At such times, even families of faith ask questions they later regret. Mine was: “Why would God silence a voice that does little else but praise him?”
As if he had created this ugly anomaly. As if time and chance had played no role. As if I’d have been more compassionate to my mother than he seemed to be at that moment.
Thank God for his mercy to us in our pain-driven frailty (Psalm 103:12-14)!
Mum’s faith and deep love for God helped her come to terms with it before the rest of us did. We did, though. We all do eventually — in our respective trials — if we remain “in him” (John 15:4).
For 20 years now, we’ve accepted that it was great while it lasted. We’re thankful that Mum has precious memories of a 40-year experience, but realistically, it’s well-and-truly over.
Or is it? Isn’t it?

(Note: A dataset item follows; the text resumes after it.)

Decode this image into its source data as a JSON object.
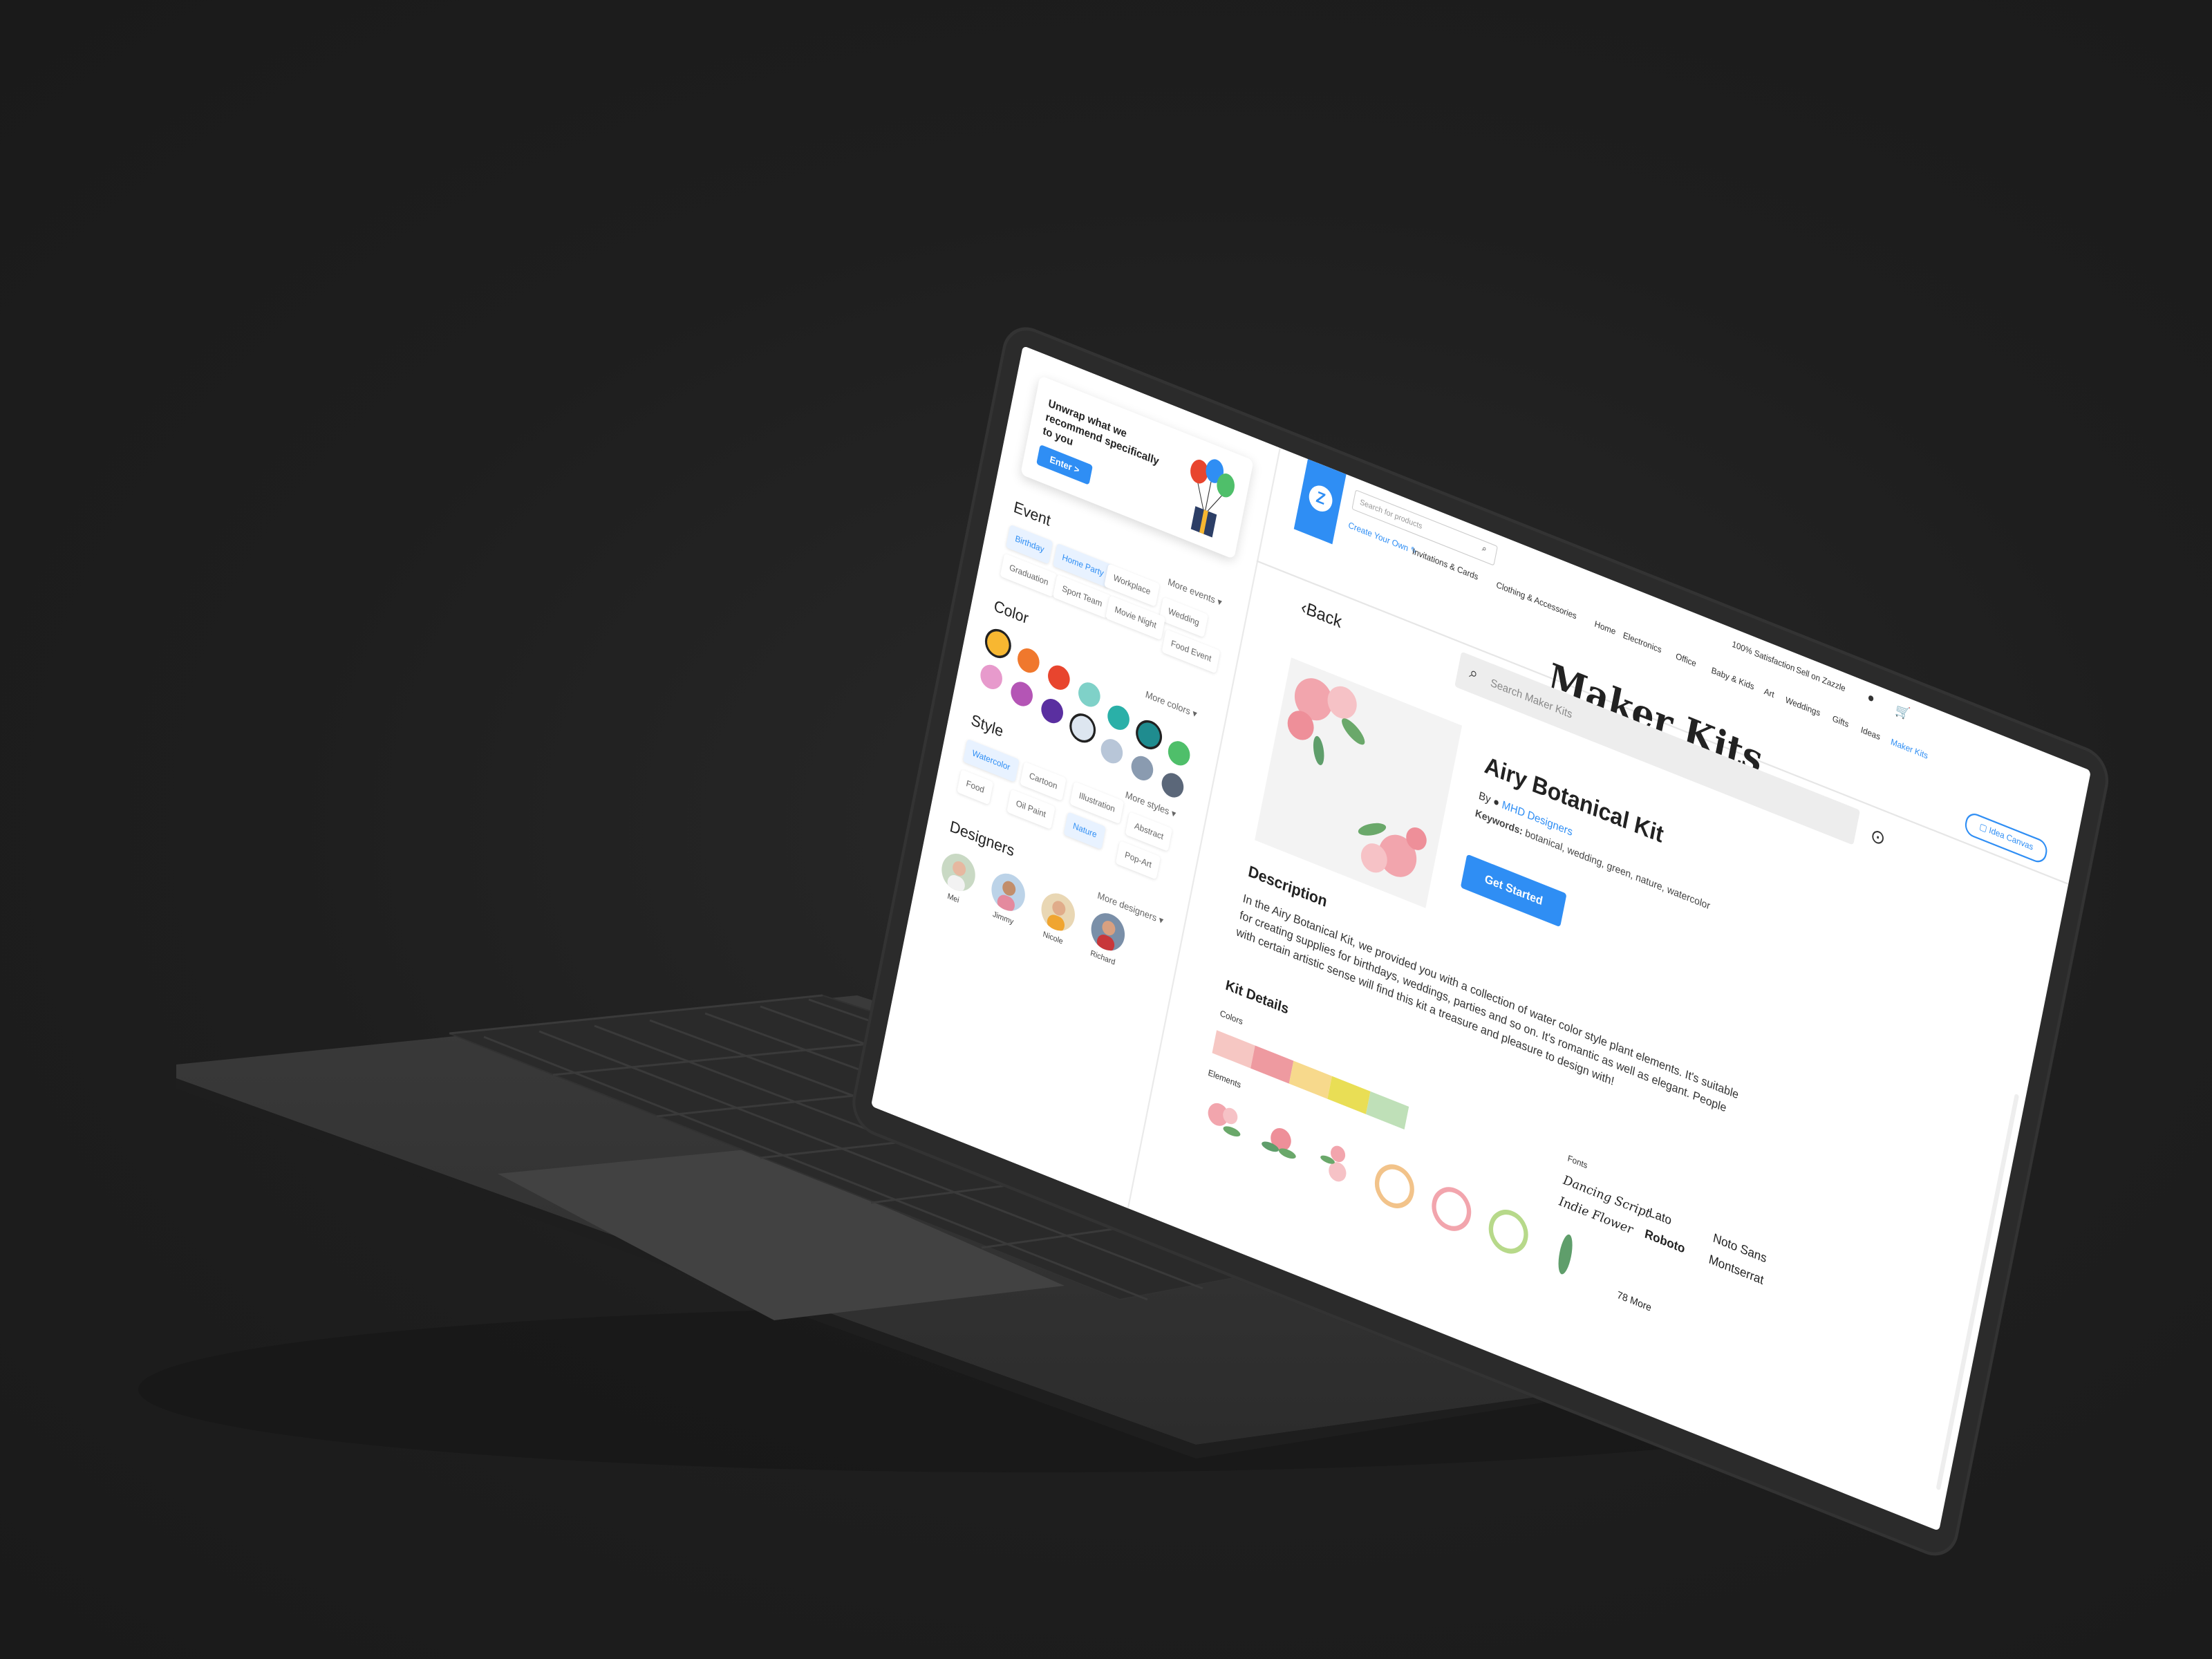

Flashback — 1960s: As I grew up, there were two versions of my mother. There was the view from the front, the perspective most people had. She would come on stage, facing the congregation and enthrall them with worship music.
Then there was the view from the back. What I call “hindsight,” the side of Mum that most people didn’t get to see. She’d sit at the piano, learning a piece. She’d stand by the piano while her accompanist and she rehearsed. And the way our home was configured, whenever I passed by her on such occasions, I could see her back and shoulders moving involuntarily, rising, falling, swaying mildly, moving with the feeling and sincerity that so typified her singing, particularly of sacred music.
Flash Forward — 2009: Standing in the congregation for a hymn, two rows in front of me, is my frail mother, age 80 in a few months, leaning on her walking-frame. Physically, she is a shadow of what once was. Her voice no longer packs a punch. Not many of those once thrilled by her singing are even alive to remember it.
And then it hits me: Her back and shoulders still move involuntarily — rising, falling, swaying mildly, moving with the feeling and sincerity that so typifies her singing.
True, I can no longer hear the crisp pitch, the dynamic range and power — nor all the other things that once coalesced into such a technically talented soprano. Then something else hits me: For 20 years I’ve regretted what I can no longer hear. But what has God, who sees and hears and knows all, been “hearing” over that time?
Two rows in front, her back and shoulders are still moving; the emotional intensity of love and praise are still there, intact. In fact, they haven’t missed a beat.
“These are the ones I look on with favor: those who are humble and contrite in spirit, and who tremble at my word” (Isaiah 66:2). That’s my mother.
“As the deer pants for streams of water, so my soul pants for you, my God” (Psalm 42:1). That’s my mother.
Then yet another thing hits me, courtesy of hindsight: “The Lord does not look at the things people look at. People look at the outward appearance, but the Lord looks at the heart” (1 Samuel 16:7).
Although we enjoyed listening to Mum sing, it was never about her voice, was it?
It was never about her performance.
It isn’t about our performance.
It was always about her heart.
It’s always about our heart.
I thought I’d learned this from my mother 50 years ago.
Clearly I needed to be reminded.
And I was — through “hindsight” — two rows behind as her back and shoulders rose, fell, swayed mildly, moving with feeling and sincerity.
It’s about the heart, isn’t it?
Always will be.
Author: Kerry Gubb